→ Data records
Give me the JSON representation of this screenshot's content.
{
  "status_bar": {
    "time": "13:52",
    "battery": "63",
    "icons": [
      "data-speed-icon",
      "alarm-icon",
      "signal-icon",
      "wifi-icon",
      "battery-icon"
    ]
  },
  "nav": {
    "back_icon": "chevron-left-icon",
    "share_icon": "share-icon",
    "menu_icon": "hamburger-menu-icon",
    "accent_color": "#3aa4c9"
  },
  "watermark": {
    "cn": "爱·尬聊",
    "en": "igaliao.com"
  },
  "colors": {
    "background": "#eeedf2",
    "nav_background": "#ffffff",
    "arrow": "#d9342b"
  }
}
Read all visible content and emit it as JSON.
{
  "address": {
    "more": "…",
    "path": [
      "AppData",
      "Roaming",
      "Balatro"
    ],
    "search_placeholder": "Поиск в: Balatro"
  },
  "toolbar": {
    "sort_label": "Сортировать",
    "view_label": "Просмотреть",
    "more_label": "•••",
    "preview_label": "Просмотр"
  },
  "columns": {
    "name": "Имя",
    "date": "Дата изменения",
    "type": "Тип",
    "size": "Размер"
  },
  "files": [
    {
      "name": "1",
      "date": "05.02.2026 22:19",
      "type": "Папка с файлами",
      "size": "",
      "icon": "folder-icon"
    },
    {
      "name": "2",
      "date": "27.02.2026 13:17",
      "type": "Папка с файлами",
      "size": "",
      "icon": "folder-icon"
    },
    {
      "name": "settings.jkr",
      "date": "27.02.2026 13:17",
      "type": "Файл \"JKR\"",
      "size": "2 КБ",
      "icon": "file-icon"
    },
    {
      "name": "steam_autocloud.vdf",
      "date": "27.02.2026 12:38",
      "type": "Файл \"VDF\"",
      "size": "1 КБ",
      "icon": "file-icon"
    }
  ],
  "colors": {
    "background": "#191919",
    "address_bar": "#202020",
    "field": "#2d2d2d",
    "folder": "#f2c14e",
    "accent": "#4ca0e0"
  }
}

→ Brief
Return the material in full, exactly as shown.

→ Response box
Give me the JSON representation of this screenshot's content.
{
  "status_bar": {
    "time": "13:52",
    "battery": "63",
    "icons": [
      "data-speed-icon",
      "alarm-icon",
      "signal-icon",
      "wifi-icon",
      "battery-icon"
    ]
  },
  "nav": {
    "back_icon": "chevron-left-icon",
    "share_icon": "share-icon",
    "menu_icon": "hamburger-menu-icon",
    "accent_color": "#3aa4c9"
  },
  "watermark": {
    "cn": "爱·尬聊",
    "en": "igaliao.com"
  },
  "colors": {
    "background": "#eeedf2",
    "nav_background": "#ffffff",
    "arrow": "#d9342b"
  }
}
Read all visible content and emit it as JSON.
{
  "address": {
    "more": "…",
    "path": [
      "AppData",
      "Roaming",
      "Balatro"
    ],
    "search_placeholder": "Поиск в: Balatro"
  },
  "toolbar": {
    "sort_label": "Сортировать",
    "view_label": "Просмотреть",
    "more_label": "•••",
    "preview_label": "Просмотр"
  },
  "columns": {
    "name": "Имя",
    "date": "Дата изменения",
    "type": "Тип",
    "size": "Размер"
  },
  "files": [
    {
      "name": "1",
      "date": "05.02.2026 22:19",
      "type": "Папка с файлами",
      "size": "",
      "icon": "folder-icon"
    },
    {
      "name": "2",
      "date": "27.02.2026 13:17",
      "type": "Папка с файлами",
      "size": "",
      "icon": "folder-icon"
    },
    {
      "name": "settings.jkr",
      "date": "27.02.2026 13:17",
      "type": "Файл \"JKR\"",
      "size": "2 КБ",
      "icon": "file-icon"
    },
    {
      "name": "steam_autocloud.vdf",
      "date": "27.02.2026 12:38",
      "type": "Файл \"VDF\"",
      "size": "1 КБ",
      "icon": "file-icon"
    }
  ],
  "colors": {
    "background": "#191919",
    "address_bar": "#202020",
    "field": "#2d2d2d",
    "folder": "#f2c14e",
    "accent": "#4ca0e0"
  }
}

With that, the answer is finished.